New data from the National Student Clearinghouse Research Center provides a final tally of the enrollment decline higher education saw during the spring term of 2021: Total college enrollment fell 3.5 percent from a year earlier, a shortfall of more than 600,000 students. That is seven times worse than the decline a year earlier.
But, as usual, the top-line number doesn’t tell the whole story. Some students, institutions, and parts of the country have fared worse than others — a trend that has persisted in the enrollment snapshots that the research center has released month by month throughout the spring.
For instance, male student enrollment continued to fall more than female student enrollment. Men declined by 5.5 percent, or 400,000 students, from a year ago. That’s compared with a drop of only 2 percent for women, or 203,000 students, according to the data.
And while enrollment fell in almost every undergraduate major tracked by the research center, psychology, and computer and information science, were among the few bright spots at four-year institutions.

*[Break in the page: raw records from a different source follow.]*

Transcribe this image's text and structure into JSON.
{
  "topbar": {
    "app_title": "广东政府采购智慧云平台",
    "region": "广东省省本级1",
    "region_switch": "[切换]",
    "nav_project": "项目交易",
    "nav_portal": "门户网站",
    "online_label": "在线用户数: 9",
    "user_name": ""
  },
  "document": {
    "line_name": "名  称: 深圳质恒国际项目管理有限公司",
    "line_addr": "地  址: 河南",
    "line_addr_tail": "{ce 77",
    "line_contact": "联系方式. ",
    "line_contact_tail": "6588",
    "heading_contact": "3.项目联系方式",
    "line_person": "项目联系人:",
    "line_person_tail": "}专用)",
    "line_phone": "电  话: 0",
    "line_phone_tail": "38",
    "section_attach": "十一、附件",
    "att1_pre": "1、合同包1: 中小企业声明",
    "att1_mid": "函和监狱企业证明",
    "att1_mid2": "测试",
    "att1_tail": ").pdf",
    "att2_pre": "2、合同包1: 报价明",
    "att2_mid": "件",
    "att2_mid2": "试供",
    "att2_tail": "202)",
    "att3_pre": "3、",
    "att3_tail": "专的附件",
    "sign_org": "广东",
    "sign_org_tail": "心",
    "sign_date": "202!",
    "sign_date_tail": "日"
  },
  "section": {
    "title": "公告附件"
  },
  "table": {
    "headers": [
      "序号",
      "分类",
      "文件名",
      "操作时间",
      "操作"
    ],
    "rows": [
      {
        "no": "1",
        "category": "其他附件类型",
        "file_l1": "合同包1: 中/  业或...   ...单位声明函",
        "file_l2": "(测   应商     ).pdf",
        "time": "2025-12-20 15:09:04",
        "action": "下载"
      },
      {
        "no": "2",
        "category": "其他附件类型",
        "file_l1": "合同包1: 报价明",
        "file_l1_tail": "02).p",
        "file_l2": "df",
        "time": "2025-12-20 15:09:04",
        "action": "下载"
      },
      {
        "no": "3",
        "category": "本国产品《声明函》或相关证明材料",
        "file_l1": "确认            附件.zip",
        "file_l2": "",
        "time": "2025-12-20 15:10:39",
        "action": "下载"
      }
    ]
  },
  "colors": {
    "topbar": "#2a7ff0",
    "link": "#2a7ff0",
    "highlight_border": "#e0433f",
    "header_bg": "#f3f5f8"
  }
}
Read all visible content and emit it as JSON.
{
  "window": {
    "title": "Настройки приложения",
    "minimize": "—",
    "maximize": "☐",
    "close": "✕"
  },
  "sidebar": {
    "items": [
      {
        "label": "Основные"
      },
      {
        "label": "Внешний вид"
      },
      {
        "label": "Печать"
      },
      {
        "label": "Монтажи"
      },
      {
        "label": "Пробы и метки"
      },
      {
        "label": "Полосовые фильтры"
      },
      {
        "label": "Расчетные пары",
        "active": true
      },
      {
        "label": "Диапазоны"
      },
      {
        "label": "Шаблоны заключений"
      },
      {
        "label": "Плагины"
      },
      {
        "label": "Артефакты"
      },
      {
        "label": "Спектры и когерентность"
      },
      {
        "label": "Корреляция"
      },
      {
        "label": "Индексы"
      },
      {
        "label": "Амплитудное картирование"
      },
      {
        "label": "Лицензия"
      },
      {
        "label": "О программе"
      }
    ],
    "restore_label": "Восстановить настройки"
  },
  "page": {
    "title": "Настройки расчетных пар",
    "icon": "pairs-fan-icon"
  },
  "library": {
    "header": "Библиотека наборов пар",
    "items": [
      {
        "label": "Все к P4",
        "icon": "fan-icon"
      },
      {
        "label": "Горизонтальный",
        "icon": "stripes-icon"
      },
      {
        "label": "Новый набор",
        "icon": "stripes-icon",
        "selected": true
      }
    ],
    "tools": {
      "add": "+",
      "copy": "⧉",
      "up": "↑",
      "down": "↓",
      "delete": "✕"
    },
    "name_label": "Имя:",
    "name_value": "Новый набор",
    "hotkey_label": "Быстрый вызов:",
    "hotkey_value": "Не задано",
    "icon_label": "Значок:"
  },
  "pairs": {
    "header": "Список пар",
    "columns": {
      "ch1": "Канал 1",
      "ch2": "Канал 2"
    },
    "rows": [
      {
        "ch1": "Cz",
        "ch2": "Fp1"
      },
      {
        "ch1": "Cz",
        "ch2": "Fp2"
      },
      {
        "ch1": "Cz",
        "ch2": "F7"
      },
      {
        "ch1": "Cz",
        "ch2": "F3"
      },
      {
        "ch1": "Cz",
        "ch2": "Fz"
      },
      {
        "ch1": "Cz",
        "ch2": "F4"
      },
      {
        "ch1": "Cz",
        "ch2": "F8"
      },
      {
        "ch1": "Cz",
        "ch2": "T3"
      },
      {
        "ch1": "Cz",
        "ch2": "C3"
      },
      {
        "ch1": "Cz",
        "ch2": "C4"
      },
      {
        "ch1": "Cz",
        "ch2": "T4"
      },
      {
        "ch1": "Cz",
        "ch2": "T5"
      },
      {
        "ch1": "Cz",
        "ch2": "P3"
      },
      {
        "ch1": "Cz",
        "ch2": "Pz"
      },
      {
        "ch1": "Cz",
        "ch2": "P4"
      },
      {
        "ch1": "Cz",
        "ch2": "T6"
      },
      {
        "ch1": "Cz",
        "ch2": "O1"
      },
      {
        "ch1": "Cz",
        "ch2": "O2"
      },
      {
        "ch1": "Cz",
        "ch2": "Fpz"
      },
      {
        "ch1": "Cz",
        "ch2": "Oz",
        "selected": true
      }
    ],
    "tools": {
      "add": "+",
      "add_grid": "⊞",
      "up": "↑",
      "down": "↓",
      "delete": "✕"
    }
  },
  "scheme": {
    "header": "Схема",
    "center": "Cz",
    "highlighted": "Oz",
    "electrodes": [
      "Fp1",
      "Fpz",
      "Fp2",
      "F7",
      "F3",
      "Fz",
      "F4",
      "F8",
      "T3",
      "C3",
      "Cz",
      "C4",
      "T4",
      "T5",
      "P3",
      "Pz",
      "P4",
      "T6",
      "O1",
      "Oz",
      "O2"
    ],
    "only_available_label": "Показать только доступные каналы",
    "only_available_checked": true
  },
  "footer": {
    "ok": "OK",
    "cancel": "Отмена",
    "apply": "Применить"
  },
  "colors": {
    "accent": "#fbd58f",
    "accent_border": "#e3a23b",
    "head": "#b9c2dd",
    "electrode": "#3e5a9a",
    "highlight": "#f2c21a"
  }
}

Enrollment in those majors was up 4.8 percent and 3 percent, respectively, from a year ago.
The 3.5-percent figure in the latest report is the largest year-over-year decline since the research center began publishing enrollment data a decade ago. (Last fall’s decline was 2.5 percent, by comparison.) The spring’s final tally came in almost exactly between the center’s earlier figures for the semester: 4.2 percent in April and 2.9 percent in March.
Here’s a closer look at other diverging paths in the latest data: